• _Task instructions_: In your reply, restate all of the records below word for word.

• _Available data_:
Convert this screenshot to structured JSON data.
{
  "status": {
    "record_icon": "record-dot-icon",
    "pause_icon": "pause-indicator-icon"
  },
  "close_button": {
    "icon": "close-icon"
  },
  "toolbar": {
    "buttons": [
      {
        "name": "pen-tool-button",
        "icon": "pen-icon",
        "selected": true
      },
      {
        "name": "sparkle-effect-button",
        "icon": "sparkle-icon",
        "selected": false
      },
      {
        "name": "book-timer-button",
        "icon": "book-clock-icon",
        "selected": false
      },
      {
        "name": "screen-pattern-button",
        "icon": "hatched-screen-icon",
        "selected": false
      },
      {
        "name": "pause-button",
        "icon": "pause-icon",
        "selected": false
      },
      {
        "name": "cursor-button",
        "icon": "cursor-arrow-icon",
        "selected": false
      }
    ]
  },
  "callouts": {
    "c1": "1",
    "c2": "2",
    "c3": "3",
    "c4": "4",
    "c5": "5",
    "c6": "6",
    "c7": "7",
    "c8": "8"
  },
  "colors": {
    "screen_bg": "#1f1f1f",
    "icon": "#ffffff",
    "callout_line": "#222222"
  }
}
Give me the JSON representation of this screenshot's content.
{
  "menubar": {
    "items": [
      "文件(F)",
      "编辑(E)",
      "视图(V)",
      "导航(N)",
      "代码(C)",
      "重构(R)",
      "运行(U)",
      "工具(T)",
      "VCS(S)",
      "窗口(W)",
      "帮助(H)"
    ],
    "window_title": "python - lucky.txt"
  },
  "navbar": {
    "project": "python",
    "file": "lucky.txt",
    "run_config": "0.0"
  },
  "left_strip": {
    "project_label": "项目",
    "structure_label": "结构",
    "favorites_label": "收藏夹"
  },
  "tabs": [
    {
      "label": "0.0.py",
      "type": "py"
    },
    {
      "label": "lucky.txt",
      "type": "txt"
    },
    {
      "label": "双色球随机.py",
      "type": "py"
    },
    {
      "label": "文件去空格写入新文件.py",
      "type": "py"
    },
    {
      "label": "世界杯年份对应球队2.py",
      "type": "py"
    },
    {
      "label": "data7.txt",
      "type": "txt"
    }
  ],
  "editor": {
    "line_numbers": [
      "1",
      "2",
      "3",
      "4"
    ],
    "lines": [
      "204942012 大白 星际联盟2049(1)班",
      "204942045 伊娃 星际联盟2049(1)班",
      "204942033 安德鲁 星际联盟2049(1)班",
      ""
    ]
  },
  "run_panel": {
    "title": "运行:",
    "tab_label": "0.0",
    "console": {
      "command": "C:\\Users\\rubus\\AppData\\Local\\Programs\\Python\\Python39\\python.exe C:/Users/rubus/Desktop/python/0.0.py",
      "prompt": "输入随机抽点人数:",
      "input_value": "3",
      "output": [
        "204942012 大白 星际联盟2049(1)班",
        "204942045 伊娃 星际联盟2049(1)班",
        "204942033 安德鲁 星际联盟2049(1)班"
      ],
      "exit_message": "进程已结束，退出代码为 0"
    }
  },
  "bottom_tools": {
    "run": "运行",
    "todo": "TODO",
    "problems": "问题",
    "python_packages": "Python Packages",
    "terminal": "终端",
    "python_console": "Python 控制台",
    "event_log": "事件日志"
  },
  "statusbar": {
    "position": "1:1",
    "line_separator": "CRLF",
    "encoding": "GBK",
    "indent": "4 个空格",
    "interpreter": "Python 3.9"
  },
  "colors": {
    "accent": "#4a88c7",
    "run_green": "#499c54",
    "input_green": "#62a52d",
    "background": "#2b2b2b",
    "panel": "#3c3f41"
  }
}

• _Task solution_:
Convert this screenshot to structured JSON data.
{
  "status": {
    "record_icon": "record-dot-icon",
    "pause_icon": "pause-indicator-icon"
  },
  "close_button": {
    "icon": "close-icon"
  },
  "toolbar": {
    "buttons": [
      {
        "name": "pen-tool-button",
        "icon": "pen-icon",
        "selected": true
      },
      {
        "name": "sparkle-effect-button",
        "icon": "sparkle-icon",
        "selected": false
      },
      {
        "name": "book-timer-button",
        "icon": "book-clock-icon",
        "selected": false
      },
      {
        "name": "screen-pattern-button",
        "icon": "hatched-screen-icon",
        "selected": false
      },
      {
        "name": "pause-button",
        "icon": "pause-icon",
        "selected": false
      },
      {
        "name": "cursor-button",
        "icon": "cursor-arrow-icon",
        "selected": false
      }
    ]
  },
  "callouts": {
    "c1": "1",
    "c2": "2",
    "c3": "3",
    "c4": "4",
    "c5": "5",
    "c6": "6",
    "c7": "7",
    "c8": "8"
  },
  "colors": {
    "screen_bg": "#1f1f1f",
    "icon": "#ffffff",
    "callout_line": "#222222"
  }
}
Give me the JSON representation of this screenshot's content.
{
  "menubar": {
    "items": [
      "文件(F)",
      "编辑(E)",
      "视图(V)",
      "导航(N)",
      "代码(C)",
      "重构(R)",
      "运行(U)",
      "工具(T)",
      "VCS(S)",
      "窗口(W)",
      "帮助(H)"
    ],
    "window_title": "python - lucky.txt"
  },
  "navbar": {
    "project": "python",
    "file": "lucky.txt",
    "run_config": "0.0"
  },
  "left_strip": {
    "project_label": "项目",
    "structure_label": "结构",
    "favorites_label": "收藏夹"
  },
  "tabs": [
    {
      "label": "0.0.py",
      "type": "py"
    },
    {
      "label": "lucky.txt",
      "type": "txt"
    },
    {
      "label": "双色球随机.py",
      "type": "py"
    },
    {
      "label": "文件去空格写入新文件.py",
      "type": "py"
    },
    {
      "label": "世界杯年份对应球队2.py",
      "type": "py"
    },
    {
      "label": "data7.txt",
      "type": "txt"
    }
  ],
  "editor": {
    "line_numbers": [
      "1",
      "2",
      "3",
      "4"
    ],
    "lines": [
      "204942012 大白 星际联盟2049(1)班",
      "204942045 伊娃 星际联盟2049(1)班",
      "204942033 安德鲁 星际联盟2049(1)班",
      ""
    ]
  },
  "run_panel": {
    "title": "运行:",
    "tab_label": "0.0",
    "console": {
      "command": "C:\\Users\\rubus\\AppData\\Local\\Programs\\Python\\Python39\\python.exe C:/Users/rubus/Desktop/python/0.0.py",
      "prompt": "输入随机抽点人数:",
      "input_value": "3",
      "output": [
        "204942012 大白 星际联盟2049(1)班",
        "204942045 伊娃 星际联盟2049(1)班",
        "204942033 安德鲁 星际联盟2049(1)班"
      ],
      "exit_message": "进程已结束，退出代码为 0"
    }
  },
  "bottom_tools": {
    "run": "运行",
    "todo": "TODO",
    "problems": "问题",
    "python_packages": "Python Packages",
    "terminal": "终端",
    "python_console": "Python 控制台",
    "event_log": "事件日志"
  },
  "statusbar": {
    "position": "1:1",
    "line_separator": "CRLF",
    "encoding": "GBK",
    "indent": "4 个空格",
    "interpreter": "Python 3.9"
  },
  "colors": {
    "accent": "#4a88c7",
    "run_green": "#499c54",
    "input_green": "#62a52d",
    "background": "#2b2b2b",
    "panel": "#3c3f41"
  }
}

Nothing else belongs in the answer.